Iceland's South Coast is the country's most popular region, and it's predictably packed with things to do and see. If you're in Reykjavik, make plans to visit Skautahol, an ice-skating hall with a rink that accommodates up to two thousand people. Another popular spot for ice-skating is the Tjornin Pond in downtown Reykjavik. Don’t worry, the pond is quite shallow (2.4 feet at its deepest point) and extremely safe.
Take a stroll back in time at the Arbaer Open Air Museum in Reykjavik and learn about what life in Iceland used to be. The museum is made up of 20 buildings, most of which have been relocated from downtown Reykjavik, and now form a town square. There is also a farm with domestic animals in the summertime, and the museum is open year-round with tours available in English.
If your kids are into Vikings, then they will surely appreciate a visit to an abandoned Viking Village. It’s actually a replica, located near the town of Hofn in the southeast, built in 2010 for a movie that was never shot. The village is open to visitors and consists of several houses with traditional moss-covered roofs that could definitely be mistaken for authentic. And don’t forget to take advantage of the many natural swimming pools, or sundlaugs, in the area. Even in the small fishing village of Vik, there is a warm public children’s pool with a slide.
Tips for Traveling with Kids in Iceland
If you plan to explore Iceland’s beautiful natural sights with toddlers, bear in mind that there are no formal bathroom facilities at most of them. Factor extra time in your itinerary for stops in nearby towns and villages.
Pack extra wool layers for your kids if you're visiting in the winter, and always bring windproof, waterproof jackets and pants even during the warmer months.
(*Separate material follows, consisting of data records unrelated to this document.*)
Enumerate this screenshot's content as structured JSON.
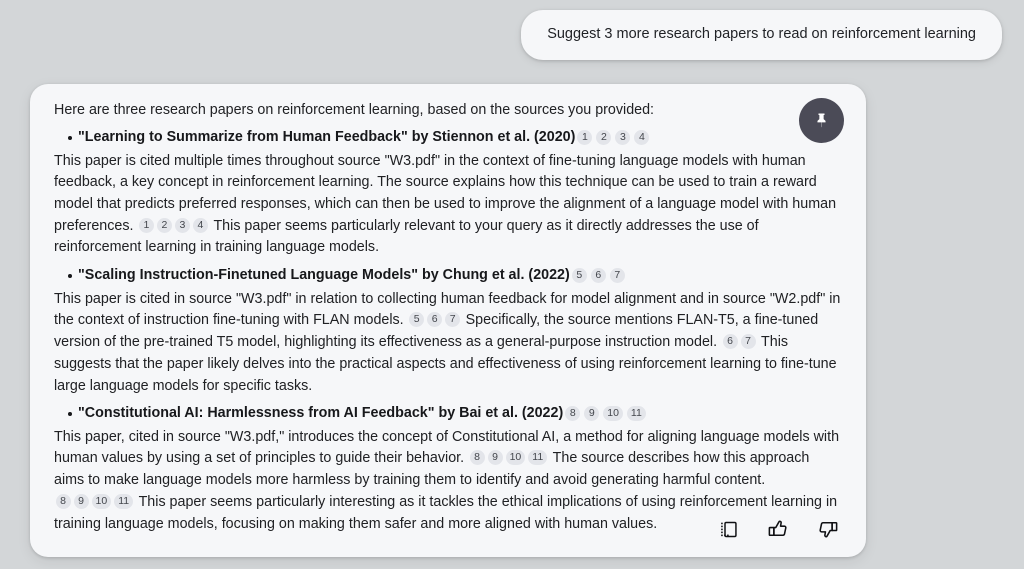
{
  "prompt": {
    "text": "Suggest 3 more research papers to read on reinforcement learning"
  },
  "response": {
    "intro": "Here are three research papers on reinforcement learning, based on the sources you provided:",
    "pin_icon": "pushpin-icon",
    "papers": [
      {
        "title": "\"Learning to Summarize from Human Feedback\" by Stiennon et al. (2020)",
        "title_citations": [
          "1",
          "2",
          "3",
          "4"
        ],
        "body_part1": "This paper is cited multiple times throughout source \"W3.pdf\" in the context of fine-tuning language models with human feedback, a key concept in reinforcement learning. The source explains how this technique can be used to train a reward model that predicts preferred responses, which can then be used to improve the alignment of a language model with human preferences.",
        "body_citations1": [
          "1",
          "2",
          "3",
          "4"
        ],
        "body_part2": "This paper seems particularly relevant to your query as it directly addresses the use of reinforcement learning in training language models.",
        "body_citations2": [],
        "body_part3": ""
      },
      {
        "title": "\"Scaling Instruction-Finetuned Language Models\" by Chung et al. (2022)",
        "title_citations": [
          "5",
          "6",
          "7"
        ],
        "body_part1": "This paper is cited in source \"W3.pdf\" in relation to collecting human feedback for model alignment and in source \"W2.pdf\" in the context of instruction fine-tuning with FLAN models.",
        "body_citations1": [
          "5",
          "6",
          "7"
        ],
        "body_part2": "Specifically, the source mentions FLAN-T5, a fine-tuned version of the pre-trained T5 model, highlighting its effectiveness as a general-purpose instruction model.",
        "body_citations2": [
          "6",
          "7"
        ],
        "body_part3": "This suggests that the paper likely delves into the practical aspects and effectiveness of using reinforcement learning to fine-tune large language models for specific tasks."
      },
      {
        "title": "\"Constitutional AI: Harmlessness from AI Feedback\" by Bai et al. (2022)",
        "title_citations": [
          "8",
          "9",
          "10",
          "11"
        ],
        "body_part1": "This paper, cited in source \"W3.pdf,\" introduces the concept of Constitutional AI, a method for aligning language models with human values by using a set of principles to guide their behavior.",
        "body_citations1": [
          "8",
          "9",
          "10",
          "11"
        ],
        "body_part2": "The source describes how this approach aims to make language models more harmless by training them to identify and avoid generating harmful content.",
        "body_citations2": [
          "8",
          "9",
          "10",
          "11"
        ],
        "body_part3": "This paper seems particularly interesting as it tackles the ethical implications of using reinforcement learning in training language models, focusing on making them safer and more aligned with human values."
      }
    ],
    "actions": [
      {
        "name": "copy-icon",
        "label": "Copy"
      },
      {
        "name": "thumbs-up-icon",
        "label": "Good response"
      },
      {
        "name": "thumbs-down-icon",
        "label": "Bad response"
      }
    ]
  },
  "colors": {
    "page_background": "#d3d6d8",
    "card_background": "#f6f7f9",
    "pin_button": "#4b4b57",
    "chip_background": "#e3e5ea",
    "text": "#202124"
  }
}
Don’t let your kids swim in rivers or the ocean - the currents are extremely dangerous, even for adults. Stick to the natural hot pools listed in this article instead.
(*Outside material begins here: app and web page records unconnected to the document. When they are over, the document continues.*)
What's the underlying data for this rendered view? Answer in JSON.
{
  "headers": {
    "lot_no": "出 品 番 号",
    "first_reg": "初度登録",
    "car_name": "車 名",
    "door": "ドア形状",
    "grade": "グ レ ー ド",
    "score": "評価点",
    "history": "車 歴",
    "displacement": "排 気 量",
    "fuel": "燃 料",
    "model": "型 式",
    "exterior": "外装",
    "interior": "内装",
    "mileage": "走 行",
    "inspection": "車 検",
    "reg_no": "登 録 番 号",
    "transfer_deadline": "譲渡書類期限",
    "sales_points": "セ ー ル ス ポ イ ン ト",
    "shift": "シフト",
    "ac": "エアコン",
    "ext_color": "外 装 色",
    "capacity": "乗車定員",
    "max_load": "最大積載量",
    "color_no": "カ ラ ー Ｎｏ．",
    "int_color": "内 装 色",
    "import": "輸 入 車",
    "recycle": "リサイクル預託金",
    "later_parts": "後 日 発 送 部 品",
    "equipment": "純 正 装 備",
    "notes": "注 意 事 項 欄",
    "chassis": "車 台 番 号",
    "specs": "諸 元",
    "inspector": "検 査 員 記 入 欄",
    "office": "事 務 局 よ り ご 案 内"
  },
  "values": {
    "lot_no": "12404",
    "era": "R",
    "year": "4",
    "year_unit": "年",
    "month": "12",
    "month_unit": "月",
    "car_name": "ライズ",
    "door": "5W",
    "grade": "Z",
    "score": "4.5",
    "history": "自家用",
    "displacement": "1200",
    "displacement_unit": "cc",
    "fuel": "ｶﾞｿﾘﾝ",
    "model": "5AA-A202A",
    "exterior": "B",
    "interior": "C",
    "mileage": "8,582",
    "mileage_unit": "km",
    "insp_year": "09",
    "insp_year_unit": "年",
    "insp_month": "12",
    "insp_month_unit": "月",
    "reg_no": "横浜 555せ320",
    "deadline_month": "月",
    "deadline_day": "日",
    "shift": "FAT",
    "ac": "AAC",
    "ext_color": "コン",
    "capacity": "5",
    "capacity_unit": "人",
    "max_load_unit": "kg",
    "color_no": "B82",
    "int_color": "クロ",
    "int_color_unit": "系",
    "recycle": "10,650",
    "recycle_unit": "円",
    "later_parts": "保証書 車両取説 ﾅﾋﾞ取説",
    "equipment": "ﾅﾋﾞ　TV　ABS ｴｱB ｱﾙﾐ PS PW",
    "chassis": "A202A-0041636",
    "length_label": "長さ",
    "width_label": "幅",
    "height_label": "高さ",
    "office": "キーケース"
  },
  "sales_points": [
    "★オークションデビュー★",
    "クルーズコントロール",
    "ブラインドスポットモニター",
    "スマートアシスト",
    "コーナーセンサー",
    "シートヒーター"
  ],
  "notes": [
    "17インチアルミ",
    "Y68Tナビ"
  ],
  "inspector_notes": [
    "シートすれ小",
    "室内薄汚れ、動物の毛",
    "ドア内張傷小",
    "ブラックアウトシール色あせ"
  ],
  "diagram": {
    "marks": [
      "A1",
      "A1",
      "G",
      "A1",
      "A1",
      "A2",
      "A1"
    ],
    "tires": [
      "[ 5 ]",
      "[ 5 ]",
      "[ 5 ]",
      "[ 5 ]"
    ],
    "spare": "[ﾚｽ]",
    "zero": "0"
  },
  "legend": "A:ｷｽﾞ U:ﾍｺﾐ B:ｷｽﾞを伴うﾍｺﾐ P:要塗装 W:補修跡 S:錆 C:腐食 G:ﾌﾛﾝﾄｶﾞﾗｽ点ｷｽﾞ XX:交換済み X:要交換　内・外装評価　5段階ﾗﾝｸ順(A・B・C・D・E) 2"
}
Pack extra snacks for long drives. In remote areas of Iceland, gas stations may not sell food - or the “station” may, in fact, be just a couple of self-service machines by the side of the road. And speaking of roads: weather is extremely unpredictable in Iceland, so always check the conditions before you drive.